My Sister’s Baby
"Shut up. I do not hate babies," my sister responded after I could not hide my astonishment at her announcement.
Although my mind was full of visions of her beating me up when I was little and she was in charge, I gave her a hug anyway and told her that I hoped she would be happy. Why not? She was married and financially independent; in fact, her work was extremely important to her. She even invited me into the delivery room as her second coach.
Upon first inspection, the room looked nothing like the pea green tiled delivery rooms so often depicted on television. The floors, although scuffed and well used, were hardwood and the walls were lined in soft shades of pink and blue in an attempt to please either sex. There was a pink vinyl couch that folded out into a bed and an inviting wooden rocker for guests. It had the atmosphere of a tacky doctor's office where they try to make you comfortable, but the sheer knowledge of where you are always cancels out all efforts. Even with all attempts the hospital made, the sterility of the room was evident. The hum from the baby monitor served as a constant irritant and occasionally her I.V. monitor would scare us all with its obnoxious warning that her fluids were low. A bright red bin clung to the wall inviting syringes and sharps and reminding us that a nurse would be in shortly to poke her somewhere else. A curtain hung from the ceiling to help give her a sense of privacy. I thought it seemed slightly ironic considering everyone was coming in and out to examine her most private of parts.
I couldn't help but to anxiously pace the floor and wonder why she was so composed. She had never even held a baby before, but before she was to get the chance she was going to have to incur some of the worst pain imaginable. Her whole life she has had a deathly fear of needles, even doctors, but, as I glanced over she sat on the bed as serenely as if she were in church, worried about little more than the income cut they were going to incur while she was out on maternity leave. I finally broke down and timidly asked her why she was so composed, almost afraid that in asking I might jinx it.

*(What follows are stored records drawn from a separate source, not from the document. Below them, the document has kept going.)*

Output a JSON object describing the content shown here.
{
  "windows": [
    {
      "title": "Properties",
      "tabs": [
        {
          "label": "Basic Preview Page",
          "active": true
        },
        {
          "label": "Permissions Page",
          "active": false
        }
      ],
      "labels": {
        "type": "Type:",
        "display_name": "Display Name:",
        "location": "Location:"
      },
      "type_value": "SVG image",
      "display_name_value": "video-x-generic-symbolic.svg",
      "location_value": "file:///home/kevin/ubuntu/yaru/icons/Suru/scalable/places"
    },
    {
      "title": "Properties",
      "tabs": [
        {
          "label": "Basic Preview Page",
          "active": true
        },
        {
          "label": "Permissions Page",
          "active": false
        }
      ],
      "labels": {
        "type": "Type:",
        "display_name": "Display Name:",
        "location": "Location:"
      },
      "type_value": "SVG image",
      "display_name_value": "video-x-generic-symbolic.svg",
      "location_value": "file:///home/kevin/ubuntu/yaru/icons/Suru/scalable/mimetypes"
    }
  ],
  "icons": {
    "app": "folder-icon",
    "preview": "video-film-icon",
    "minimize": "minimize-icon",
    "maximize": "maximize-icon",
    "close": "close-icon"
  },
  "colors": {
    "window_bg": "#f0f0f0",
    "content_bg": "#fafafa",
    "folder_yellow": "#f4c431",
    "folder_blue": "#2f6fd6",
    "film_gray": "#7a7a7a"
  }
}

She quickly informed me, "Because I am ready to get this damn thing out of my stomach. You try carrying around a 27 pound deformity for nine months, and the momentary pain becomes nothing. Anything to get this pregnancy over with."
I laughed to myself as I watched her lying there bitching because she was hungry. I could just see her struggling to squeeze her swollen feet into heels as she had so many times in the previous nine months, fussing the whole time about how it seemed so ridiculous that her feet were involved in the situation.
"My feet weren't involved in the conception; why the hell are they a part of it now? Every part of me is messed up. Why couldn't God just leave my feet the hell alone," she would explain to anyone who would...